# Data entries
# # # # # # #

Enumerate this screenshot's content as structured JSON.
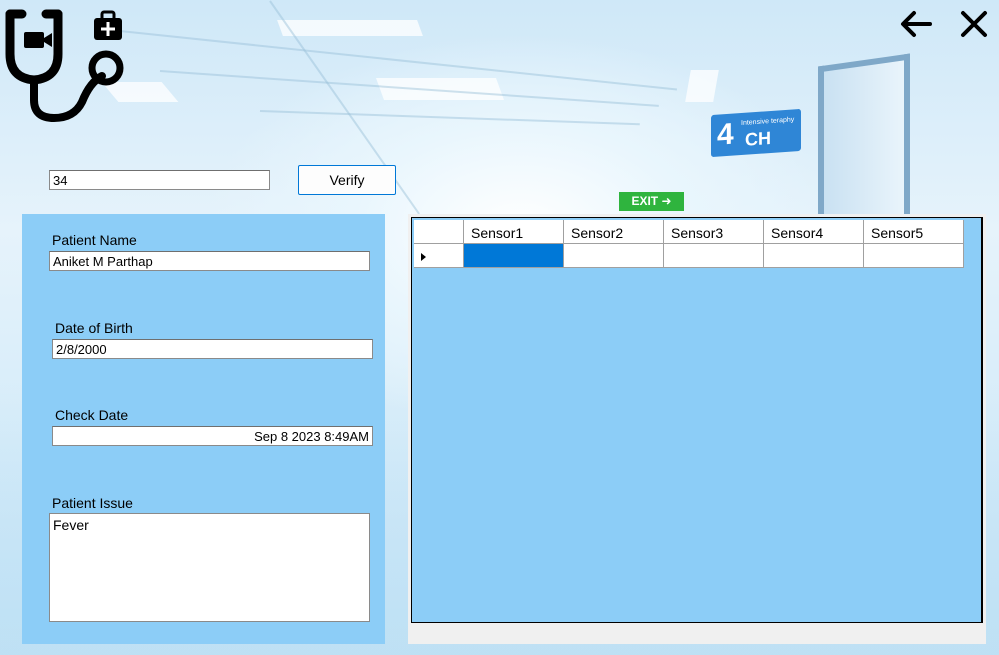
{
  "header": {
    "logo_icon": "stethoscope-medical-kit-icon",
    "back_icon": "arrow-left-icon",
    "close_icon": "close-icon"
  },
  "background": {
    "sign_number": "4",
    "sign_small_text": "Intensive teraphy",
    "sign_code": "CH",
    "exit_text": "EXIT ➜"
  },
  "search": {
    "patient_id_value": "34",
    "verify_label": "Verify"
  },
  "patient": {
    "name_label": "Patient Name",
    "name_value": "Aniket M Parthap",
    "dob_label": "Date of Birth",
    "dob_value": "2/8/2000",
    "check_date_label": "Check Date",
    "check_date_value": "Sep  8 2023  8:49AM",
    "issue_label": "Patient Issue",
    "issue_value": "Fever"
  },
  "grid": {
    "columns": [
      "Sensor1",
      "Sensor2",
      "Sensor3",
      "Sensor4",
      "Sensor5"
    ],
    "rows": [
      [
        "",
        "",
        "",
        "",
        ""
      ]
    ],
    "selected_cell": "Sensor1"
  },
  "colors": {
    "panel": "#8ccdf7",
    "selection": "#0078d7",
    "verify_border": "#0078d7"
  }
}
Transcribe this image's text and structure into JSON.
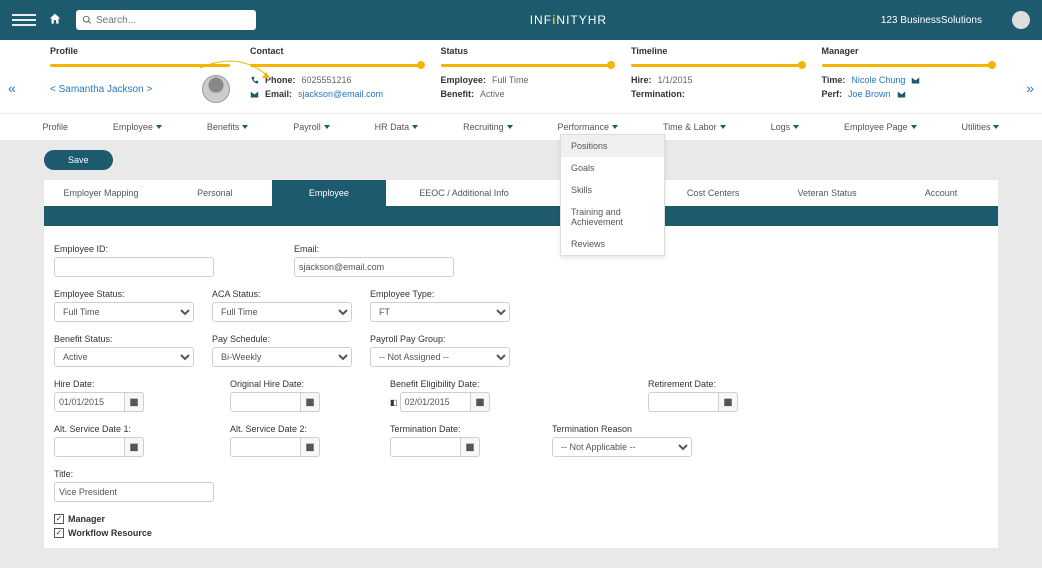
{
  "topbar": {
    "search_placeholder": "Search...",
    "brand_pre": "INF",
    "brand_mid": "i",
    "brand_post": "NITYHR",
    "company": "123 BusinessSolutions"
  },
  "info": {
    "profile": {
      "head": "Profile",
      "name": "< Samantha Jackson >"
    },
    "contact": {
      "head": "Contact",
      "phone_lbl": "Phone:",
      "phone": "6025551216",
      "email_lbl": "Email:",
      "email": "sjackson@email.com"
    },
    "status": {
      "head": "Status",
      "emp_lbl": "Employee:",
      "emp": "Full Time",
      "ben_lbl": "Benefit:",
      "ben": "Active"
    },
    "timeline": {
      "head": "Timeline",
      "hire_lbl": "Hire:",
      "hire": "1/1/2015",
      "term_lbl": "Termination:",
      "term": ""
    },
    "manager": {
      "head": "Manager",
      "time_lbl": "Time:",
      "time": "Nicole Chung",
      "perf_lbl": "Perf:",
      "perf": "Joe Brown"
    }
  },
  "nav": {
    "items": [
      "Profile",
      "Employee",
      "Benefits",
      "Payroll",
      "HR Data",
      "Recruiting",
      "Performance",
      "Time & Labor",
      "Logs",
      "Employee Page",
      "Utilities"
    ]
  },
  "dropdown": {
    "items": [
      "Positions",
      "Goals",
      "Skills",
      "Training and Achievement",
      "Reviews"
    ]
  },
  "action": {
    "save": "Save"
  },
  "tabs": {
    "items": [
      "Employer Mapping",
      "Personal",
      "Employee",
      "EEOC / Additional Info",
      "",
      "Cost Centers",
      "Veteran Status",
      "Account"
    ]
  },
  "form": {
    "employee_id": {
      "label": "Employee ID:",
      "value": ""
    },
    "email": {
      "label": "Email:",
      "value": "sjackson@email.com"
    },
    "emp_status": {
      "label": "Employee Status:",
      "value": "Full Time"
    },
    "aca_status": {
      "label": "ACA Status:",
      "value": "Full Time"
    },
    "emp_type": {
      "label": "Employee Type:",
      "value": "FT"
    },
    "benefit_status": {
      "label": "Benefit Status:",
      "value": "Active"
    },
    "pay_schedule": {
      "label": "Pay Schedule:",
      "value": "Bi-Weekly"
    },
    "pay_group": {
      "label": "Payroll Pay Group:",
      "value": "-- Not Assigned --"
    },
    "hire_date": {
      "label": "Hire Date:",
      "value": "01/01/2015"
    },
    "orig_hire": {
      "label": "Original Hire Date:",
      "value": ""
    },
    "benefit_elig": {
      "label": "Benefit Eligibility Date:",
      "value": "02/01/2015"
    },
    "retirement": {
      "label": "Retirement Date:",
      "value": ""
    },
    "alt_sd1": {
      "label": "Alt. Service Date 1:",
      "value": ""
    },
    "alt_sd2": {
      "label": "Alt. Service Date 2:",
      "value": ""
    },
    "term_date": {
      "label": "Termination Date:",
      "value": ""
    },
    "term_reason": {
      "label": "Termination Reason",
      "value": "-- Not Applicable --"
    },
    "title": {
      "label": "Title:",
      "value": "Vice President"
    },
    "manager_chk": "Manager",
    "workflow_chk": "Workflow Resource"
  }
}
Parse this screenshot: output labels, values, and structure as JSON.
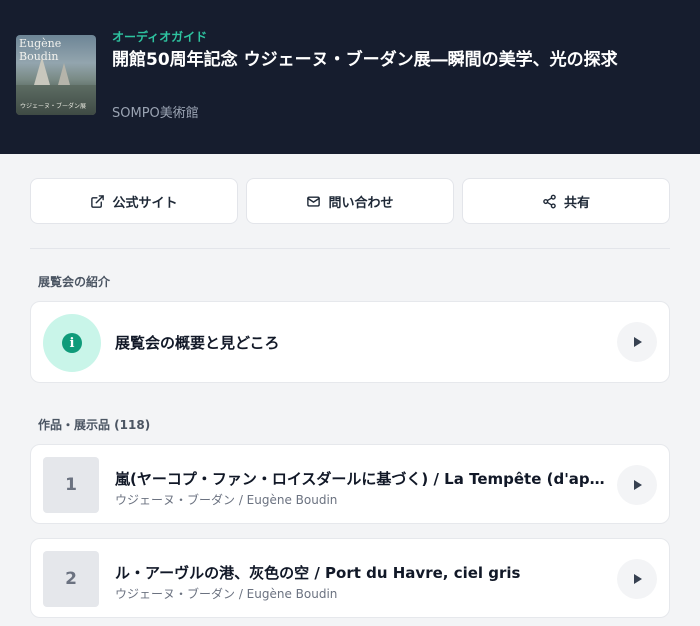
{
  "header": {
    "guide_label": "オーディオガイド",
    "title": "開館50周年記念 ウジェーヌ・ブーダン展―瞬間の美学、光の探求",
    "venue": "SOMPO美術館",
    "cover": {
      "title": "Eugène Boudin",
      "subtitle": "ウジェーヌ・ブーダン展"
    }
  },
  "actions": [
    {
      "label": "公式サイト",
      "icon": "external-link-icon"
    },
    {
      "label": "問い合わせ",
      "icon": "mail-icon"
    },
    {
      "label": "共有",
      "icon": "share-icon"
    }
  ],
  "intro_section": {
    "heading": "展覧会の紹介",
    "card_label": "展覧会の概要と見どころ",
    "icon": "info-icon"
  },
  "works_section": {
    "heading": "作品・展示品 (118)",
    "items": [
      {
        "number": "1",
        "title": "嵐(ヤーコプ・ファン・ロイスダールに基づく) / La Tempête (d'après Jacob van Ruisdael)",
        "artist": "ウジェーヌ・ブーダン / Eugène Boudin"
      },
      {
        "number": "2",
        "title": "ル・アーヴルの港、灰色の空 / Port du Havre, ciel gris",
        "artist": "ウジェーヌ・ブーダン / Eugène Boudin"
      }
    ]
  },
  "colors": {
    "header_bg": "#161d2e",
    "accent": "#2ec4a0",
    "info_icon": "#0f9b7a"
  }
}
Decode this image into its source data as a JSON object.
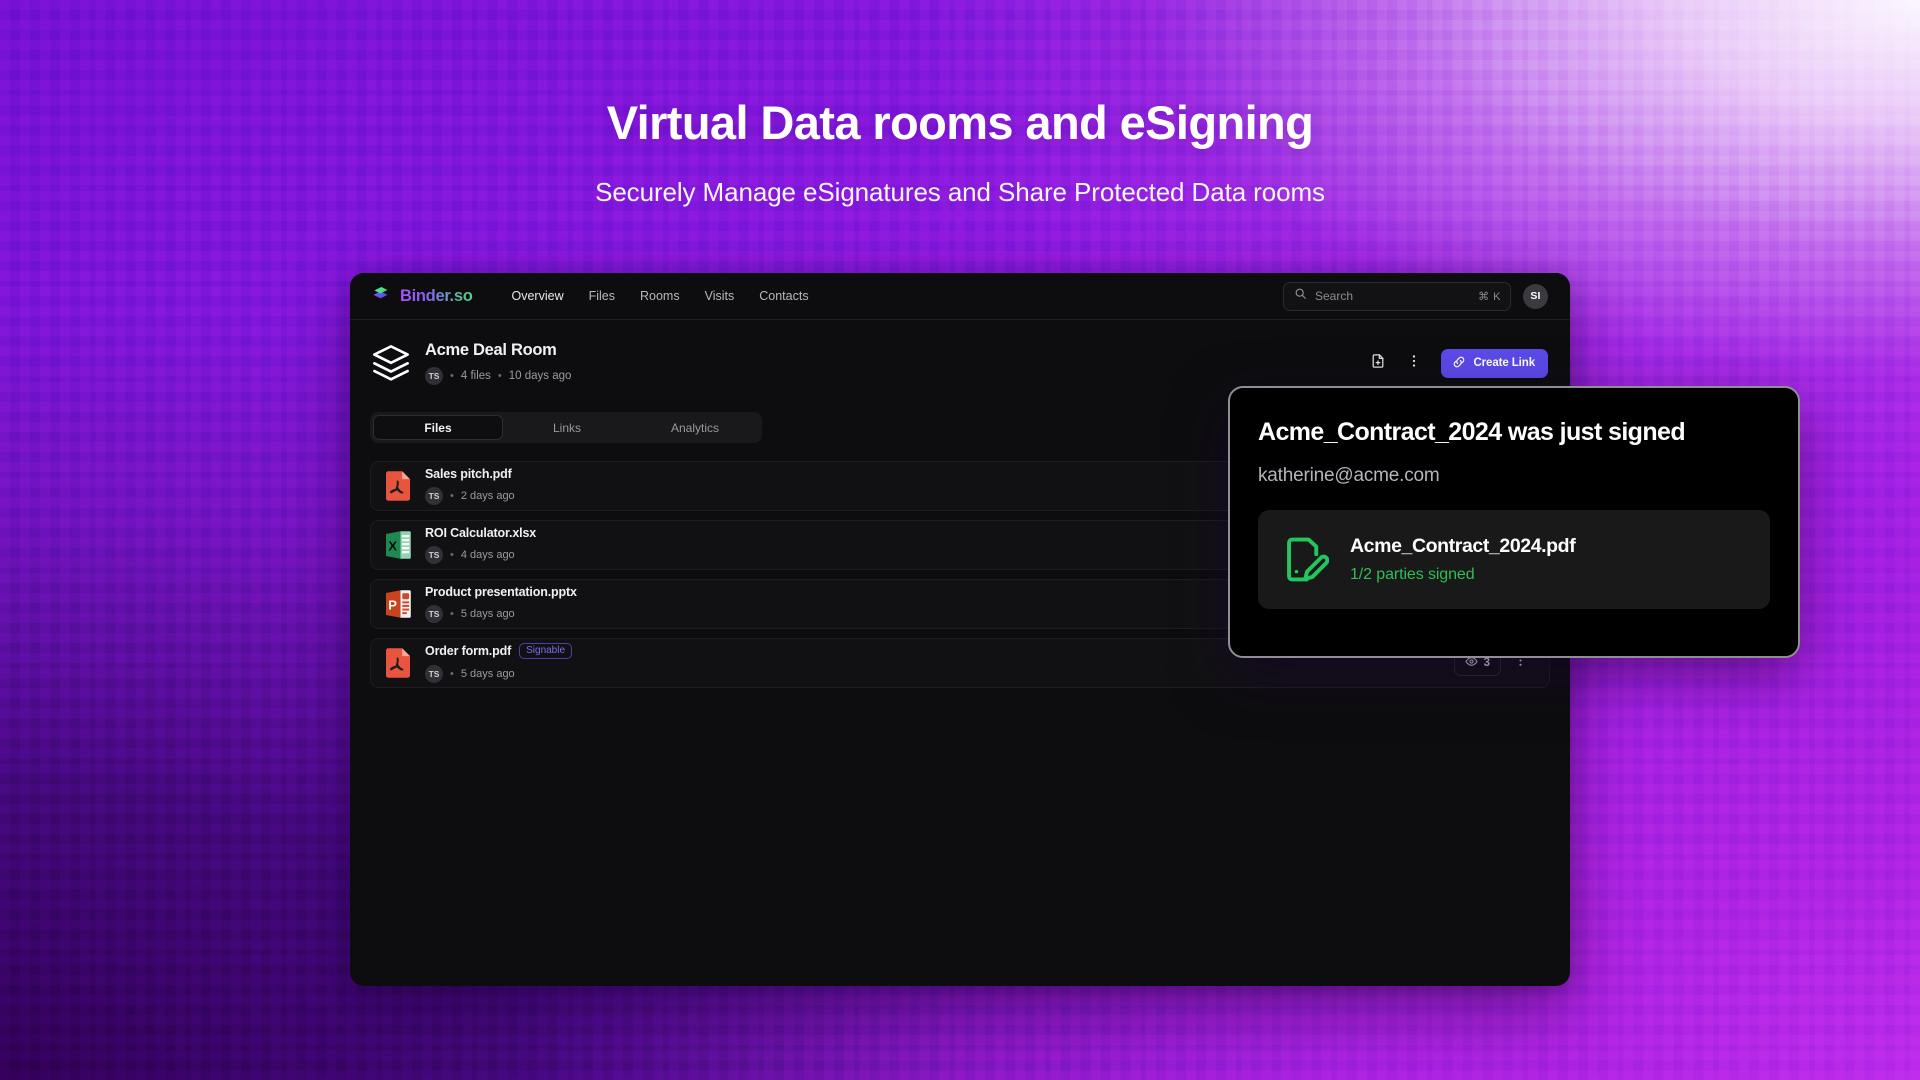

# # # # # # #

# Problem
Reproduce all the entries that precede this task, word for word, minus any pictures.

# Task result
Enumerate this screenshot's content as structured JSON.
{
  "header": {
    "logo_icon": "stethoscope-medical-kit-icon",
    "back_icon": "arrow-left-icon",
    "close_icon": "close-icon"
  },
  "background": {
    "sign_number": "4",
    "sign_small_text": "Intensive teraphy",
    "sign_code": "CH",
    "exit_text": "EXIT ➜"
  },
  "search": {
    "patient_id_value": "34",
    "verify_label": "Verify"
  },
  "patient": {
    "name_label": "Patient Name",
    "name_value": "Aniket M Parthap",
    "dob_label": "Date of Birth",
    "dob_value": "2/8/2000",
    "check_date_label": "Check Date",
    "check_date_value": "Sep  8 2023  8:49AM",
    "issue_label": "Patient Issue",
    "issue_value": "Fever"
  },
  "grid": {
    "columns": [
      "Sensor1",
      "Sensor2",
      "Sensor3",
      "Sensor4",
      "Sensor5"
    ],
    "rows": [
      [
        "",
        "",
        "",
        "",
        ""
      ]
    ],
    "selected_cell": "Sensor1"
  },
  "colors": {
    "panel": "#8ccdf7",
    "selection": "#0078d7",
    "verify_border": "#0078d7"
  }
}
Transcribe this image's text and structure into JSON.
{
  "topbar": {
    "search_placeholder": "Search...",
    "brand_pre": "INF",
    "brand_mid": "i",
    "brand_post": "NITYHR",
    "company": "123 BusinessSolutions"
  },
  "info": {
    "profile": {
      "head": "Profile",
      "name": "< Samantha Jackson >"
    },
    "contact": {
      "head": "Contact",
      "phone_lbl": "Phone:",
      "phone": "6025551216",
      "email_lbl": "Email:",
      "email": "sjackson@email.com"
    },
    "status": {
      "head": "Status",
      "emp_lbl": "Employee:",
      "emp": "Full Time",
      "ben_lbl": "Benefit:",
      "ben": "Active"
    },
    "timeline": {
      "head": "Timeline",
      "hire_lbl": "Hire:",
      "hire": "1/1/2015",
      "term_lbl": "Termination:",
      "term": ""
    },
    "manager": {
      "head": "Manager",
      "time_lbl": "Time:",
      "time": "Nicole Chung",
      "perf_lbl": "Perf:",
      "perf": "Joe Brown"
    }
  },
  "nav": {
    "items": [
      "Profile",
      "Employee",
      "Benefits",
      "Payroll",
      "HR Data",
      "Recruiting",
      "Performance",
      "Time & Labor",
      "Logs",
      "Employee Page",
      "Utilities"
    ]
  },
  "dropdown": {
    "items": [
      "Positions",
      "Goals",
      "Skills",
      "Training and Achievement",
      "Reviews"
    ]
  },
  "action": {
    "save": "Save"
  },
  "tabs": {
    "items": [
      "Employer Mapping",
      "Personal",
      "Employee",
      "EEOC / Additional Info",
      "",
      "Cost Centers",
      "Veteran Status",
      "Account"
    ]
  },
  "form": {
    "employee_id": {
      "label": "Employee ID:",
      "value": ""
    },
    "email": {
      "label": "Email:",
      "value": "sjackson@email.com"
    },
    "emp_status": {
      "label": "Employee Status:",
      "value": "Full Time"
    },
    "aca_status": {
      "label": "ACA Status:",
      "value": "Full Time"
    },
    "emp_type": {
      "label": "Employee Type:",
      "value": "FT"
    },
    "benefit_status": {
      "label": "Benefit Status:",
      "value": "Active"
    },
    "pay_schedule": {
      "label": "Pay Schedule:",
      "value": "Bi-Weekly"
    },
    "pay_group": {
      "label": "Payroll Pay Group:",
      "value": "-- Not Assigned --"
    },
    "hire_date": {
      "label": "Hire Date:",
      "value": "01/01/2015"
    },
    "orig_hire": {
      "label": "Original Hire Date:",
      "value": ""
    },
    "benefit_elig": {
      "label": "Benefit Eligibility Date:",
      "value": "02/01/2015"
    },
    "retirement": {
      "label": "Retirement Date:",
      "value": ""
    },
    "alt_sd1": {
      "label": "Alt. Service Date 1:",
      "value": ""
    },
    "alt_sd2": {
      "label": "Alt. Service Date 2:",
      "value": ""
    },
    "term_date": {
      "label": "Termination Date:",
      "value": ""
    },
    "term_reason": {
      "label": "Termination Reason",
      "value": "-- Not Applicable --"
    },
    "title": {
      "label": "Title:",
      "value": "Vice President"
    },
    "manager_chk": "Manager",
    "workflow_chk": "Workflow Resource"
  }
}
Parse this screenshot: output labels, values, and structure as JSON.
{
  "header": {
    "guide_label": "オーディオガイド",
    "title": "開館50周年記念 ウジェーヌ・ブーダン展―瞬間の美学、光の探求",
    "venue": "SOMPO美術館",
    "cover": {
      "title": "Eugène Boudin",
      "subtitle": "ウジェーヌ・ブーダン展"
    }
  },
  "actions": [
    {
      "label": "公式サイト",
      "icon": "external-link-icon"
    },
    {
      "label": "問い合わせ",
      "icon": "mail-icon"
    },
    {
      "label": "共有",
      "icon": "share-icon"
    }
  ],
  "intro_section": {
    "heading": "展覧会の紹介",
    "card_label": "展覧会の概要と見どころ",
    "icon": "info-icon"
  },
  "works_section": {
    "heading": "作品・展示品 (118)",
    "items": [
      {
        "number": "1",
        "title": "嵐(ヤーコプ・ファン・ロイスダールに基づく) / La Tempête (d'après Jacob van Ruisdael)",
        "artist": "ウジェーヌ・ブーダン / Eugène Boudin"
      },
      {
        "number": "2",
        "title": "ル・アーヴルの港、灰色の空 / Port du Havre, ciel gris",
        "artist": "ウジェーヌ・ブーダン / Eugène Boudin"
      }
    ]
  },
  "colors": {
    "header_bg": "#161d2e",
    "accent": "#2ec4a0",
    "info_icon": "#0f9b7a"
  }
}
Decode this image into its source data as a JSON object.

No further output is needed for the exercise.